As far as I’m concerned the proposal is still on the table.
But — today I thought about what it would be like to go through depositions and a trial. I can do it. I blogged Jury Duty and got something from it, and so did my readers. Maybe I’ll write a book from the inside of the legal process, I suspect there will be plenty to write about. Sure it’ll cost money — but I have money.
Net-net: I believe in being fair, to others, and to myself.
My AppleTV arrived. I’ll try to install it later today, and of course will report on the experience here.
Engadget reports that AppleTV hardware is capable of doing HD, but inexplicably, the software isn’t provided to do it.
3PM: I have AppleTV hooked up to my kitchen TV set using the HDMI cable. Everything worked the first time. Connected it to the LAN through a wifi router in the den. Connecting my laptop to the unit was like connecting a Bluetooth device — you enter a password that’s displayed on the screen of the TV. It’s now synching all the content in my iTunes library, even though I didn’t ask it to, and when I stop it, it starts again on its own. I’ve decided to let it have its way. I want to link it to a folder of photos on my laptop’s hard disk, but the command it says I should use isn’t present in my copy of iTunes. I tried copying an AVI file I ripped from a DVD, but it was rejected. So after setup it’s confusing, and not working the way I expect it to. More later.
I found the tabs, I was looking in the wrong place. It’s synching pictures now.
I happened to have a copy of a video Meet the Press podcast, and it got synched to the AppleTV in the initial setup. And when I browse through the menus, which are patterened after the iPod menus, there was a section for podcasts, I chose this podcast, and there was the first “aha” moment — I was watching an episode of Meet the Press, albeit an old one, and it looks pretty much like it looks when I watch it on NBC throug my cable box — far from HD quality, but still a pretty good demo of what it can do.
They have a full selection of trailers, already downloaded. That’s cool! I’m watching a preview of Grindhouse.
The furious pace of growth on Twitter, for me, has slowed to a trickle, and now all the action is on Jaiku — or maybe it’s just that Jaiku is catching up? It’s hard to say because everyone’s view of these systems is different. Jeff Pulver, in Scoble’s video description of Twitter, said it was IM or a chatroom, and Scoble corrected him, pointing out that it was very different in one important way, that people opt-in to listen, and can opt-out at any time. So true. But to others, with very few people listening, it must look like a chatroom, a chatroom they can’t post to, a conversation they can listen to but can’t participate in. I imagine for some personality types this is exactly what they like.
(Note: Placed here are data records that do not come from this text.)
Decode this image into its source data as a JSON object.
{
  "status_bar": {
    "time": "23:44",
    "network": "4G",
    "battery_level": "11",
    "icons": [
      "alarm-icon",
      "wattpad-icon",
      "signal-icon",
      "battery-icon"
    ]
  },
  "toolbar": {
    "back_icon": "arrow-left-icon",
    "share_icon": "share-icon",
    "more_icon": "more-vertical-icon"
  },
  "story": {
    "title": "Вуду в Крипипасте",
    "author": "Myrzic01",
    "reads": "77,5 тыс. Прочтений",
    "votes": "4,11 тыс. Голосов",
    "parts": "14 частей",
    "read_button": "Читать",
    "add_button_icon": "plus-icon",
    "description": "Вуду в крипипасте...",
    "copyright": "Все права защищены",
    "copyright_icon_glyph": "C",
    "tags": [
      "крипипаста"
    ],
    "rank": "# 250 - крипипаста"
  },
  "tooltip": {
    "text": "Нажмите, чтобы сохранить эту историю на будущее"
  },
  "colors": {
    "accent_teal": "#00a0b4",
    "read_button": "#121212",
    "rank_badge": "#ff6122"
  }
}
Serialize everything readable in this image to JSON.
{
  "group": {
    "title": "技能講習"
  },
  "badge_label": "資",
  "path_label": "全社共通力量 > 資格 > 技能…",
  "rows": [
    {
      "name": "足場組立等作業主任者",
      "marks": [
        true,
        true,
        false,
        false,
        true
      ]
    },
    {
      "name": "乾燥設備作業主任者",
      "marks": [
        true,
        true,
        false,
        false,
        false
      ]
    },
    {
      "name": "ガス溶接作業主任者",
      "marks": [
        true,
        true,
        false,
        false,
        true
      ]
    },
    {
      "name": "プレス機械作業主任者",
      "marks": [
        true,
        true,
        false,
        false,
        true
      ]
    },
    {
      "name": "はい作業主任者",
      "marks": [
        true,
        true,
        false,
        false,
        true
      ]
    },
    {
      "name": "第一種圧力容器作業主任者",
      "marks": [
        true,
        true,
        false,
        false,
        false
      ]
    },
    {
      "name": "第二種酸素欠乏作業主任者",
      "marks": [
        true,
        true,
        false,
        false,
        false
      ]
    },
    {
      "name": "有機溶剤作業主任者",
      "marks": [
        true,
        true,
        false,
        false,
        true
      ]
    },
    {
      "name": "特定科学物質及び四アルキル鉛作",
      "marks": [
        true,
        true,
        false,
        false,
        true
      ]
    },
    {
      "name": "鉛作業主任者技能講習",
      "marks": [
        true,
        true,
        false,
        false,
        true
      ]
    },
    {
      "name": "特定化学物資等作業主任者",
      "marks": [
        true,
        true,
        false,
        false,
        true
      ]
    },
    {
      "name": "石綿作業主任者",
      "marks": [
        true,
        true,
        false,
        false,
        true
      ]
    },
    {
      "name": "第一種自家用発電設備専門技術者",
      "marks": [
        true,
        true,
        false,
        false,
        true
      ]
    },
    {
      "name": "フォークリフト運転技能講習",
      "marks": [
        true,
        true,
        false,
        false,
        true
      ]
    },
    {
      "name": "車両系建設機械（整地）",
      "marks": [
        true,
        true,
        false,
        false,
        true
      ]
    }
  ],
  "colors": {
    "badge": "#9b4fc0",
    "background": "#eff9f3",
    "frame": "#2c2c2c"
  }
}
I will be at the Web 2.0 conference next week, at least for one day (not sure which one), so if there are any products or companies you think I should see, or for that matter anyone should see, please post a note here or send an email.
Thanks to the folks at O’Reilly for approving my request for a press pass.
I had a nice lunch on Monday here in Berkeley with Doug Kaye. It had been too long.
I learned a lot about Doug that I didn’t know before. I thought he was a tech guy, turns out he’s a film and audio guy who learned tech out of necessity. No wonder his stuff is so useful.
I first met Doug when he was an early member of the Radio developer community. Come to think of it, that’s how I met most of the people who went on to do great things in blogging, podcasting, and Web 2.0 in general.
Doug recommended a movie, Memento, saying it was one of the ten best movies of all time. I had never even heard of it. Of course, with that kind of endorsement, I had to see it, and I now have. Very good, really haunting. I bet Doug likes it because it is a technical marvel, I’m not a movie technology guy, but even I could see that putting this movie together required greatness. I rated it a B+ on Yahoo. (Also you have to see it twice to get all that’s going on.)